### Problem statement
Find the line containing "Decode this image", then return it and every line after it through the end of the records, exactly. Leave out pictures.

(Web page and app entries)
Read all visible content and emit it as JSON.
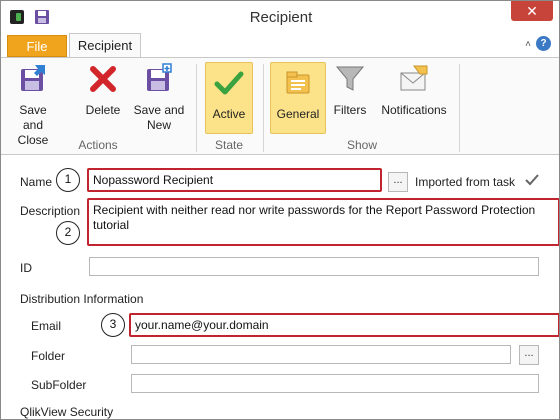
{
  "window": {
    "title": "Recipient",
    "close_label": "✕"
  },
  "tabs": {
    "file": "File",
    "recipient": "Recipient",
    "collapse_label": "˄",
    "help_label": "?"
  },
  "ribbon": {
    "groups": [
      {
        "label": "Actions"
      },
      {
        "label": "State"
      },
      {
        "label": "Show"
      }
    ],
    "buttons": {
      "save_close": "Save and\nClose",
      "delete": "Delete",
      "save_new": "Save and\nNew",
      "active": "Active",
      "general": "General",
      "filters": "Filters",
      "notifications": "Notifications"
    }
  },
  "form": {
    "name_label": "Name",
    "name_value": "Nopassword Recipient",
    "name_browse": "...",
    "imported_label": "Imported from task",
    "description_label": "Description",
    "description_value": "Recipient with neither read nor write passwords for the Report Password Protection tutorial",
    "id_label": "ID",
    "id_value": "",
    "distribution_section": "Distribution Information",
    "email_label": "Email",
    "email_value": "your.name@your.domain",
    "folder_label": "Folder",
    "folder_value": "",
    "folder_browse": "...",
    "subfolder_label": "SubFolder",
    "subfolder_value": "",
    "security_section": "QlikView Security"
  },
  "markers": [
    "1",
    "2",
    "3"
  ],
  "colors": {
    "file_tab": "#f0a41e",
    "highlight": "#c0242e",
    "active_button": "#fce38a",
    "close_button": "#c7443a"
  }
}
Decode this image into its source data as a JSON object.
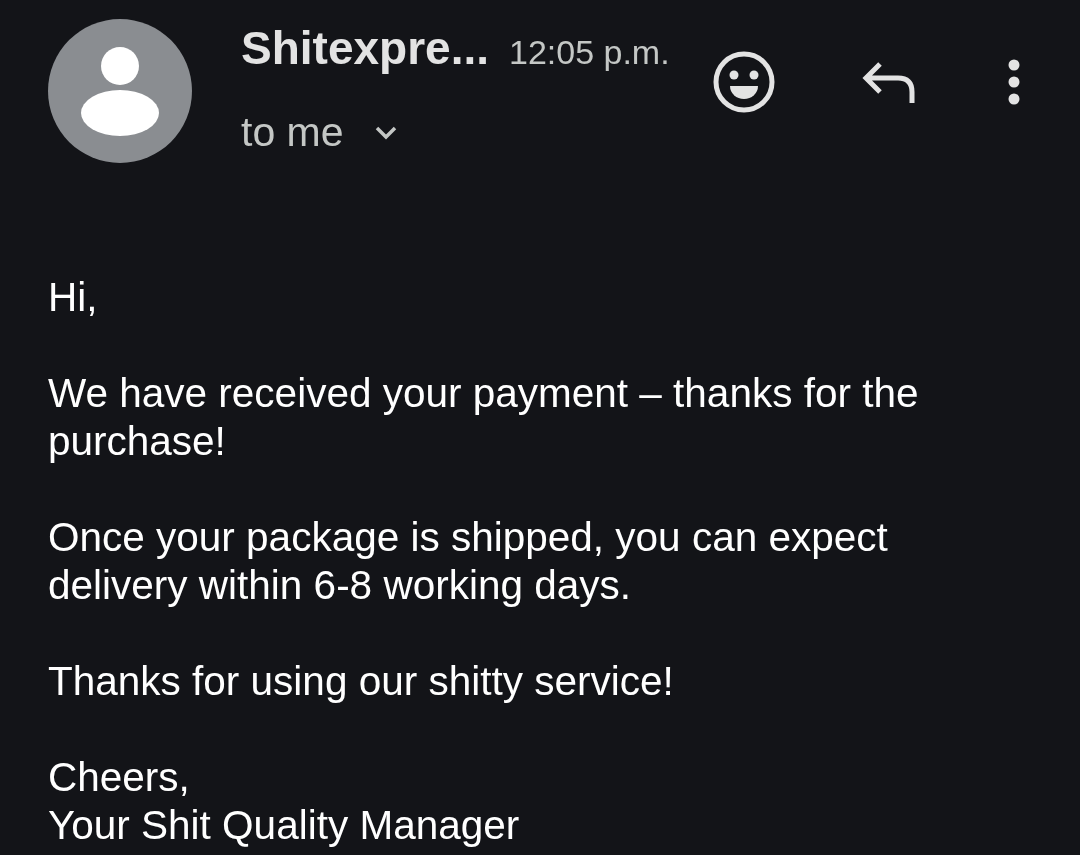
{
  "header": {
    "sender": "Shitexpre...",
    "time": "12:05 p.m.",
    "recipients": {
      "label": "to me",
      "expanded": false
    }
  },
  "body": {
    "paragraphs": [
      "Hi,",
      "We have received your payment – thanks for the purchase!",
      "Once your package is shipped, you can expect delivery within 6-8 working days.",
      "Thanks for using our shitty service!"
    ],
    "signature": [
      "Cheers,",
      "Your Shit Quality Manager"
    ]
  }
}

### Solution
Decode this image into its source data as a JSON object.
{
  "header": {
    "sender": "Shitexpre...",
    "time": "12:05 p.m.",
    "recipients": {
      "label": "to me",
      "expanded": false
    }
  },
  "body": {
    "paragraphs": [
      "Hi,",
      "We have received your payment – thanks for the purchase!",
      "Once your package is shipped, you can expect delivery within 6-8 working days.",
      "Thanks for using our shitty service!"
    ],
    "signature": [
      "Cheers,",
      "Your Shit Quality Manager"
    ]
  }
}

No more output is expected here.